[App and web page records]
-- Opening Marker --
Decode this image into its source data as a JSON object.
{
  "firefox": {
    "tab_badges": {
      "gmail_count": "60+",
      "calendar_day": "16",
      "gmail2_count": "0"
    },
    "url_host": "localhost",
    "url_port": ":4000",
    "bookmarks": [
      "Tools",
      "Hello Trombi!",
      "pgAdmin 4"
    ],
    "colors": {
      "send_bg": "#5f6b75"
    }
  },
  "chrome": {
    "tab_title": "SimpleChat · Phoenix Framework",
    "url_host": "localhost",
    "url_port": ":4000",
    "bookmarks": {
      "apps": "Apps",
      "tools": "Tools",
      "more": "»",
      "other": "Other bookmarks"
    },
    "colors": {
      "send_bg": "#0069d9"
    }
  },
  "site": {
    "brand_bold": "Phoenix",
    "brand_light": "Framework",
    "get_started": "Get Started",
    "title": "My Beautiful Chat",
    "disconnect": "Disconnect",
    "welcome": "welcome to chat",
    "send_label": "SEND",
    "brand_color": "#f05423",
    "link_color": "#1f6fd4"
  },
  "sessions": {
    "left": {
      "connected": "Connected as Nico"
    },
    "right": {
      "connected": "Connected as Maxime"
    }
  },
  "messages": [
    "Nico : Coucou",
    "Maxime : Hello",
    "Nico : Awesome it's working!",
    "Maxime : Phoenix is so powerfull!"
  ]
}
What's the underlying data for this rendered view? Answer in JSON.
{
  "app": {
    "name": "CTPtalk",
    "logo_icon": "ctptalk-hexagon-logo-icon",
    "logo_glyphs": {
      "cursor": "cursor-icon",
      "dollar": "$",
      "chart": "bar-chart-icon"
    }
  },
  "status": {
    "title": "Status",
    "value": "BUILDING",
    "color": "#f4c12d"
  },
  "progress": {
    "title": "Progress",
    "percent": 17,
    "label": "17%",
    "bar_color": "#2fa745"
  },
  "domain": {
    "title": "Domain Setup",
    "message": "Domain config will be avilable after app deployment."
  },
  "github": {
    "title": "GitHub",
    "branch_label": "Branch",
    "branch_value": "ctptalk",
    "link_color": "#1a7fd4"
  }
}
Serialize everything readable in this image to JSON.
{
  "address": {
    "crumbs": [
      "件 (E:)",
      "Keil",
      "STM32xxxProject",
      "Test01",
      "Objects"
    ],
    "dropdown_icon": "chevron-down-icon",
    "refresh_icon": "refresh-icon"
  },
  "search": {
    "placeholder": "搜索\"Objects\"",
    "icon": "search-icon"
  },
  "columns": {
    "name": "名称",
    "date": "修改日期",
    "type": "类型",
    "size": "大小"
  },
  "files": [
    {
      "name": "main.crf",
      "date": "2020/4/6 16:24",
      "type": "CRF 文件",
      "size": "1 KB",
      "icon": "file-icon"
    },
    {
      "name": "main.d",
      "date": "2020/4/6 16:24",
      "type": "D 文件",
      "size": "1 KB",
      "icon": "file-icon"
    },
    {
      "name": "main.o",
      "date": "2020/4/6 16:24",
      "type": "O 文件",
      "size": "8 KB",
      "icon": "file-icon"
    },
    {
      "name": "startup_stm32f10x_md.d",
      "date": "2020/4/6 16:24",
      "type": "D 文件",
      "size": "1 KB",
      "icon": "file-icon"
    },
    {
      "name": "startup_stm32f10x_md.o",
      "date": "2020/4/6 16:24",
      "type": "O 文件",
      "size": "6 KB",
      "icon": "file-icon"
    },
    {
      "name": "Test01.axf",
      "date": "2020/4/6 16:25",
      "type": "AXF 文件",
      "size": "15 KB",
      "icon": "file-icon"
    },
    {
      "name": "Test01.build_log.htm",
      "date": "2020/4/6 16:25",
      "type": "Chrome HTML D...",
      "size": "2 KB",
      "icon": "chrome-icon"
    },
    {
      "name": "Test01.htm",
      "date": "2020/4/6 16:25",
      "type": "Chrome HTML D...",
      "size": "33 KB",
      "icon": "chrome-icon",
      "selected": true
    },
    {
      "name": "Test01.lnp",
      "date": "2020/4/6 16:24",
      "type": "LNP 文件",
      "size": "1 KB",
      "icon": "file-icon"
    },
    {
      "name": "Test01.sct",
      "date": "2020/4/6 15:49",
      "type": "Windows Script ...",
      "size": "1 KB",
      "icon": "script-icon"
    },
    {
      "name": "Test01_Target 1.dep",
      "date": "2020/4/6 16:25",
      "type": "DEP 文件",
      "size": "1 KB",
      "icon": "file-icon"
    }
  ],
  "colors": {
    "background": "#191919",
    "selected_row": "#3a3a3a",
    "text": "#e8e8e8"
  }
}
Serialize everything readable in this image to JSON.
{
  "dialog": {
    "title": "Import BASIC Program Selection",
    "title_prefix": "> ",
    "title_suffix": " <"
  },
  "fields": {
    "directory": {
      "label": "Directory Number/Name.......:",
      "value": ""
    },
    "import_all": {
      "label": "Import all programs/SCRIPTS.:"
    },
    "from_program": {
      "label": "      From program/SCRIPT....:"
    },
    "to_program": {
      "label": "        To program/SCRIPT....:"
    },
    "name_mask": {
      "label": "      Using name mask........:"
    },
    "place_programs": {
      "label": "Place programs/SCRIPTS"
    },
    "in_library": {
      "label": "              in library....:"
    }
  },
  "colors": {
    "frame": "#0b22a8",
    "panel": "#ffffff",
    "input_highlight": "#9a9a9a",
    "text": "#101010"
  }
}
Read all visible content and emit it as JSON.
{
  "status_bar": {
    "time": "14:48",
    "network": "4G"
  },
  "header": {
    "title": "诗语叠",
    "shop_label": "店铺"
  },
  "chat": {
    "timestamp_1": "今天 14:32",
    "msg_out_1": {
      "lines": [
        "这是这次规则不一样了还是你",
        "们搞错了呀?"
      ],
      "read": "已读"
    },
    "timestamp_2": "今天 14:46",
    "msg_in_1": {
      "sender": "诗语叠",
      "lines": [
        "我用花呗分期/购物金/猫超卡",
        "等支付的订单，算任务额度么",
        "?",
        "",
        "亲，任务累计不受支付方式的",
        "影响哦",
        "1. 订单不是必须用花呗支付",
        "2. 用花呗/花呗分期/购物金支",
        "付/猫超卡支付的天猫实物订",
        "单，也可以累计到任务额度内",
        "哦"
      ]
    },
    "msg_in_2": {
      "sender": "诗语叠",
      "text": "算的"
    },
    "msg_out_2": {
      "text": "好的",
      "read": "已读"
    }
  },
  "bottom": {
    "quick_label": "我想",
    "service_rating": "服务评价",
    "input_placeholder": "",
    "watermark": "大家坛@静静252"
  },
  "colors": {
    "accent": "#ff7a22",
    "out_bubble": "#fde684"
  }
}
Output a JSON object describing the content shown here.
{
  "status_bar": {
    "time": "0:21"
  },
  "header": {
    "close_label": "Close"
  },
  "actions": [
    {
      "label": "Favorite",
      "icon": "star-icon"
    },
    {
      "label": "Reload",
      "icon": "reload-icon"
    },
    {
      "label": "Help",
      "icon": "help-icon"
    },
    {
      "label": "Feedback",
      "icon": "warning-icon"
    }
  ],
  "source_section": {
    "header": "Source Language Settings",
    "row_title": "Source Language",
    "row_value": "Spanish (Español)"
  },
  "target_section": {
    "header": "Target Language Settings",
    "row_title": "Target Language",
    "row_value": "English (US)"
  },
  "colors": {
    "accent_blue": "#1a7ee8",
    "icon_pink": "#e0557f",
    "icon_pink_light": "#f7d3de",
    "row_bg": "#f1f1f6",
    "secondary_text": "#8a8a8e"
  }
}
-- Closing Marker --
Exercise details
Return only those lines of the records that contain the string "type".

Reply
    "type": "类型",
      "type": "CRF 文件",
      "type": "D 文件",
      "type": "O 文件",
      "type": "D 文件",
      "type": "O 文件",
      "type": "AXF 文件",
      "type": "Chrome HTML D...",
      "type": "Chrome HTML D...",
      "type": "LNP 文件",
      "type": "Windows Script ...",
      "type": "DEP 文件",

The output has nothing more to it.